Stored data entries:
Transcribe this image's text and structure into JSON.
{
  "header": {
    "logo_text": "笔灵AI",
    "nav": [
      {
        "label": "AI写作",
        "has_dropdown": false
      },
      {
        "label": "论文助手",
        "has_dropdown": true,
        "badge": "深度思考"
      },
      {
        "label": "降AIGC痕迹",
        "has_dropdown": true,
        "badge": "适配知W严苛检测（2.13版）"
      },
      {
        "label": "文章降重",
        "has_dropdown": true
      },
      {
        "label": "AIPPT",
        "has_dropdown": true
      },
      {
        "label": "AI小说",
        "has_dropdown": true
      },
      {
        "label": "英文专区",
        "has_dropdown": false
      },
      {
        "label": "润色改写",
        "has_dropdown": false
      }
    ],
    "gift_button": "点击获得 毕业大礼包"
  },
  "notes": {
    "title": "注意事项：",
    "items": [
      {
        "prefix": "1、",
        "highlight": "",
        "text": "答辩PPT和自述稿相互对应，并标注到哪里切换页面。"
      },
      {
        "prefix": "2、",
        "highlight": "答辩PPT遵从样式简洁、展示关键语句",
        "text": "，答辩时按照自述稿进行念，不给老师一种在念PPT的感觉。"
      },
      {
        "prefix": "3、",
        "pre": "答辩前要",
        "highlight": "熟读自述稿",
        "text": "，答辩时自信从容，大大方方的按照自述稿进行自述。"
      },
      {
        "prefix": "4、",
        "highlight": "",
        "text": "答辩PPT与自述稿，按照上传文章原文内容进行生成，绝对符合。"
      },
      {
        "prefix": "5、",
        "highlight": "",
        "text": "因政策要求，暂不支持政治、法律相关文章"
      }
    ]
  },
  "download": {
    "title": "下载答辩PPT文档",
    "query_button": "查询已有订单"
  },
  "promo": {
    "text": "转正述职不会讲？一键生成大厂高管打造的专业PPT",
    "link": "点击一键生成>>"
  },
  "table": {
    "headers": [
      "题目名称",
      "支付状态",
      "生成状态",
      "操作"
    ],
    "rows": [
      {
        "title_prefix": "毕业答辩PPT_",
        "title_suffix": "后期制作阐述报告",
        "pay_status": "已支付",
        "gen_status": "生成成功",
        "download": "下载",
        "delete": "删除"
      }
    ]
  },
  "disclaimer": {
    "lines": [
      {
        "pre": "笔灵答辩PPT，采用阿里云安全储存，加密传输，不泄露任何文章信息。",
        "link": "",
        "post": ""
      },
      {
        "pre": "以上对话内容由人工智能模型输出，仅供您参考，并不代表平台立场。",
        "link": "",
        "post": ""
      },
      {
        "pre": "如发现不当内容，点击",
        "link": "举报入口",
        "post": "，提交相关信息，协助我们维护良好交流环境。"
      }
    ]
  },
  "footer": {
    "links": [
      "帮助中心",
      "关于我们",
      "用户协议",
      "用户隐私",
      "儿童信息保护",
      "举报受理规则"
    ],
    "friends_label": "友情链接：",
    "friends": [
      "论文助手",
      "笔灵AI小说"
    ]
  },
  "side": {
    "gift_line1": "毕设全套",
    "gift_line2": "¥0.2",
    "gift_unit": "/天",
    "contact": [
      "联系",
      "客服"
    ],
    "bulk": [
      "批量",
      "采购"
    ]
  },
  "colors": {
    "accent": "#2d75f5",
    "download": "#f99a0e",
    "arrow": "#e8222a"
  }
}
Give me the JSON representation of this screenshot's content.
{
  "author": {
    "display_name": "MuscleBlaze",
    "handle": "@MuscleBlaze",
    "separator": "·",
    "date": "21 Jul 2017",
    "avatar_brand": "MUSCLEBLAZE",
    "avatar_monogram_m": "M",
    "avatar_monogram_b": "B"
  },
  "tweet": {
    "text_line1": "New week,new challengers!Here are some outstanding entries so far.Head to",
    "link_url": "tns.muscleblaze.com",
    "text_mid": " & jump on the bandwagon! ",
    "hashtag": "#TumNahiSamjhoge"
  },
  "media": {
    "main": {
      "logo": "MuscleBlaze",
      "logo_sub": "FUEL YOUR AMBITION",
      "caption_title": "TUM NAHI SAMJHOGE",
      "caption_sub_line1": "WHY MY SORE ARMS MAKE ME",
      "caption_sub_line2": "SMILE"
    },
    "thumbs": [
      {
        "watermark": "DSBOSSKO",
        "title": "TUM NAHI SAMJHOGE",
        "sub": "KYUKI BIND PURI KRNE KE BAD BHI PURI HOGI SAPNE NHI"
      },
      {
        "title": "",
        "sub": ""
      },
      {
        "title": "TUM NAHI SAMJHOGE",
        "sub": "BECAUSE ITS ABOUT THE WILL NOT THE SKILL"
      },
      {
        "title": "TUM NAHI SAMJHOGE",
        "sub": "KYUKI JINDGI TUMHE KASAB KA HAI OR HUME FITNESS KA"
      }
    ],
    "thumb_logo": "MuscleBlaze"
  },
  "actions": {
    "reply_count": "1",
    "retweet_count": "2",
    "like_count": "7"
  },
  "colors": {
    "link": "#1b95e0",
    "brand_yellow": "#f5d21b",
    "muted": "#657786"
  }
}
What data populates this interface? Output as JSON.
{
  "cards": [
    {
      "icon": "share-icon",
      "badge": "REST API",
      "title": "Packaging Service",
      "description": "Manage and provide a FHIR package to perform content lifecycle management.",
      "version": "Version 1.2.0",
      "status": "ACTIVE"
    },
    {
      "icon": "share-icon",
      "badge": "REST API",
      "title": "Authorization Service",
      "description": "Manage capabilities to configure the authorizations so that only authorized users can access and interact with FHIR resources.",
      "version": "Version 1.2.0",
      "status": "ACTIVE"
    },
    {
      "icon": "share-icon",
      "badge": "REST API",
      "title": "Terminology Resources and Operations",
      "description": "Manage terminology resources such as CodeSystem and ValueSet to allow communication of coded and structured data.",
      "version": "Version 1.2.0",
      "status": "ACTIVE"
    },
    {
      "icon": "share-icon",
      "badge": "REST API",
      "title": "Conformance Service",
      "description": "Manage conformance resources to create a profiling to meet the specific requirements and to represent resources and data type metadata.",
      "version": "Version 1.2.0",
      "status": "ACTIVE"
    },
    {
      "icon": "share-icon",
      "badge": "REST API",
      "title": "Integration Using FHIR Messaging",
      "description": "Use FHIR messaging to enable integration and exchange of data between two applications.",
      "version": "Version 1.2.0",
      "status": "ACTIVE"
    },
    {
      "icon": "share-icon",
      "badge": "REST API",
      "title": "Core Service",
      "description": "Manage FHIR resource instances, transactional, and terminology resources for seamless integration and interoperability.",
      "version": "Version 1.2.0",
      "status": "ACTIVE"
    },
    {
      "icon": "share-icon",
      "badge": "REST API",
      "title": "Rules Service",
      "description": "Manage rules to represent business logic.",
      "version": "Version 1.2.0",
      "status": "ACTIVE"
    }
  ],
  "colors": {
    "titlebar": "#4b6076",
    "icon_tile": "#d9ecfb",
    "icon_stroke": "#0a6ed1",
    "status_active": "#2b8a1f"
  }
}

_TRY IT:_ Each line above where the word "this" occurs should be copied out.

_ANSWER BELOW:_
Transcribe this image's text and structure into JSON.
Give me the JSON representation of this screenshot's content.
What data populates this interface? Output as JSON.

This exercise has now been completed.